Saturday, June 18, 2011

Souvenirs, part 2, Midnight in the peach orchard

In some ways, the tone of the trip was set when we first sat down in the cramped seats of the Boeing 737 for our dawn departure out of Ontario to Washington/Dulles via Denver, CO. “Did you see those sparks coming from the jet engine,” a passenger behind us asked his traveling companion as we awaited push-back.


I knew right then that the day would not go as planned, and we wouldn’t make our connection or our destination until quite late. While the captain and mechanic inspected the aircraft on the tarmac below our tiny window seat, I frowned and fidgeted, mentally recalculating the day ahead. Eventually we were deplaned from the airless fuselage and herded back to the terminal gate, while airlines reps tapped away furiously at computers, looking for alternate routes for 139 passengers.

Billy and I were finally squeezed onto a flight with stops in Chicago and Cleveland before landing in Baltimore around 11:30 that night. Our one checked duffle bag was nowhere to be found, so we waited in the deserted terminal until it arrived on the next flight from Chicago…or Denver…I don’t know.

Exhausted, straggling out to our federal blue Nissan rental car in a vast parking lot, we negotiated our way out of BWI, but immediately became lost in the outskirts of Baltimore at midnight. Concise directions from a late-night patron outside the local 7-11, and we were finally headed towards our hotel in Pennsylvania, still some 60 miles away.

The tree-lined turnpikes narrowed, and the towns became smaller and further apart. I had visited our first destination years before, so I was navigating now by memory as well as maps. But a detour sign cast us out deeper into the black back roads, our passing headlights illuminating clapboard farmhouses and silent fields.

Over rolling cornfields and creek bottoms, an eerie fog settled, and the road ahead disappeared in a ghost-gray haze. Just as I was getting the sinking feeling we might be lost again, our car rolled up on a deserted crossroad that I immediately recognized:

“Billy,” I whispered to my son. “We’re in the middle of the peach orchard!”

It was an infamous landmark in the middle of the Gettysburg Memorial National Battlefield Park, and the site of some of the heaviest fighting 148 years ago. A lot of men had died at this crossroads.
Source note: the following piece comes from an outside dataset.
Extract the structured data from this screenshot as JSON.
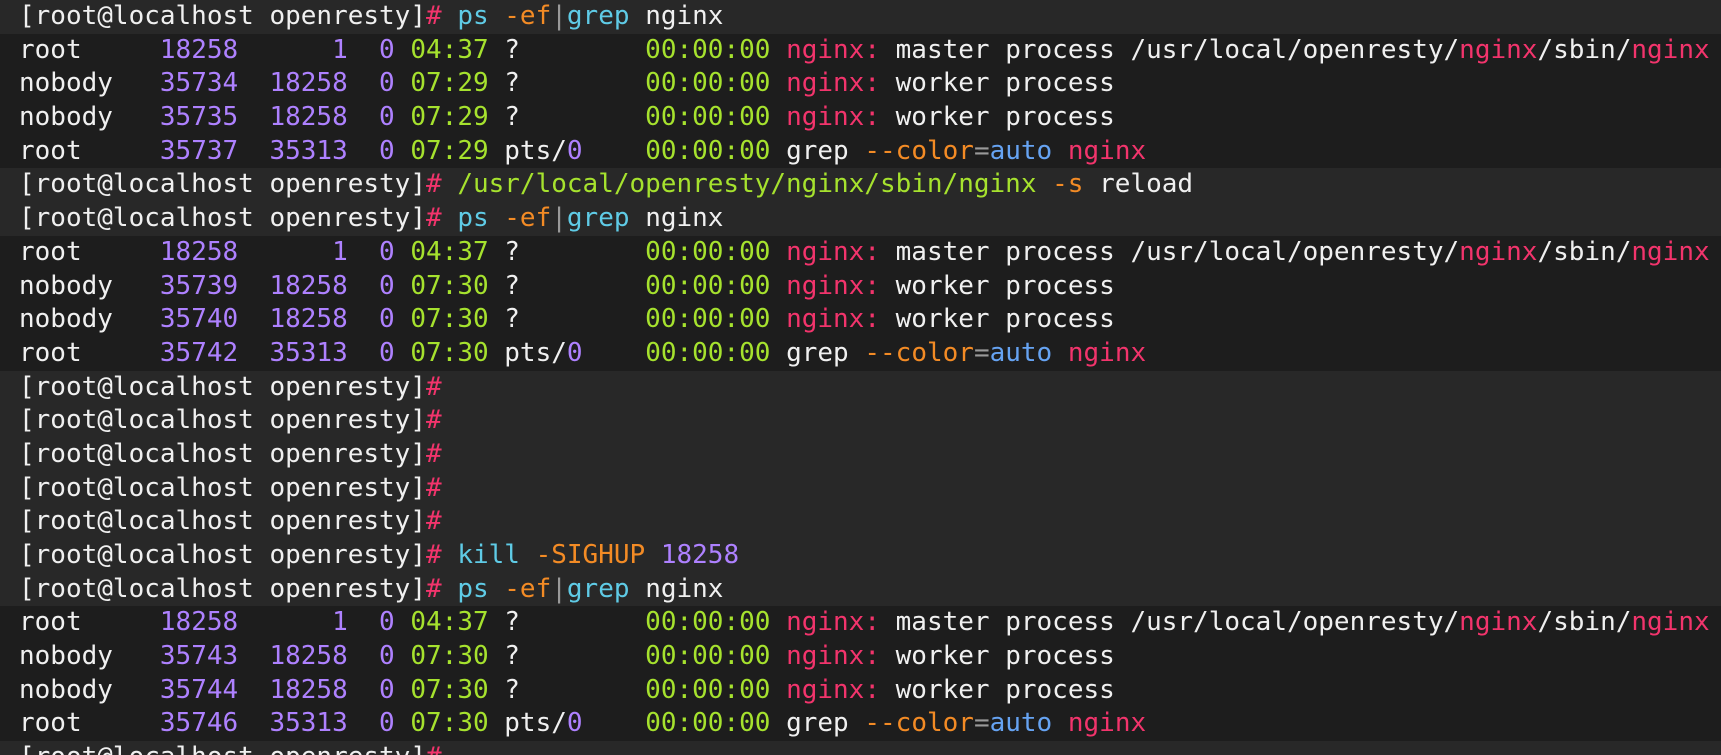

For the next seven days, my son and I would be visiting many such battlefields, in a history-soaked road trip that would take us from Pennsylvania, to Maryland, and Virginia. And here at 1:30 in the morning, our field trip had just begun...

(to be continued)

Thursday, June 16, 2011

Souvenirs, part 1

“but I’ve reason to believe
we both will be received
in graceland…”

In Paul Simon’s “Graceland,” the protagonist treks through the “cradle of the Civil War” accompanied by his young son, while taking stock of his own embattled heart and searching for some sort of redemption. It is a journey that looks both back through the past and ahead towards the future, seeking a kind of permanence in this mutable world.

So it was that song that was most with me as I made my way across rolling back roads in the early mid-Atlantic summer, my fourteen year-old son by my side in our rented federal blue Nissan, creased Triple A maps spread out across our laps. Our destination was various battlefields in small towns from Pennsylvania, through Maryland, and down to Virginia during the sesquicentennial of the American Civil War.

But as with even the most well planned trips, in the end I had arrived somewhere else entirely.

Along the way, there were sparking aircraft engines, missed connections, errant luggage, oppressively hot and sticky weather, wrong turns down indifferently marked southern turnpikes, endless miles of lush green landscapes, elusive fireflies in the evening gloom, an unlikely breakfast with a well-known actor in the front parlor of a small town inn, and a sleepless night attended, perhaps, by a restive ghost from some forgotten battle.

…We set off on life’s journeys expecting to find meaning, but in truth, the unexpected meanings set off to find us.

(To be continued…)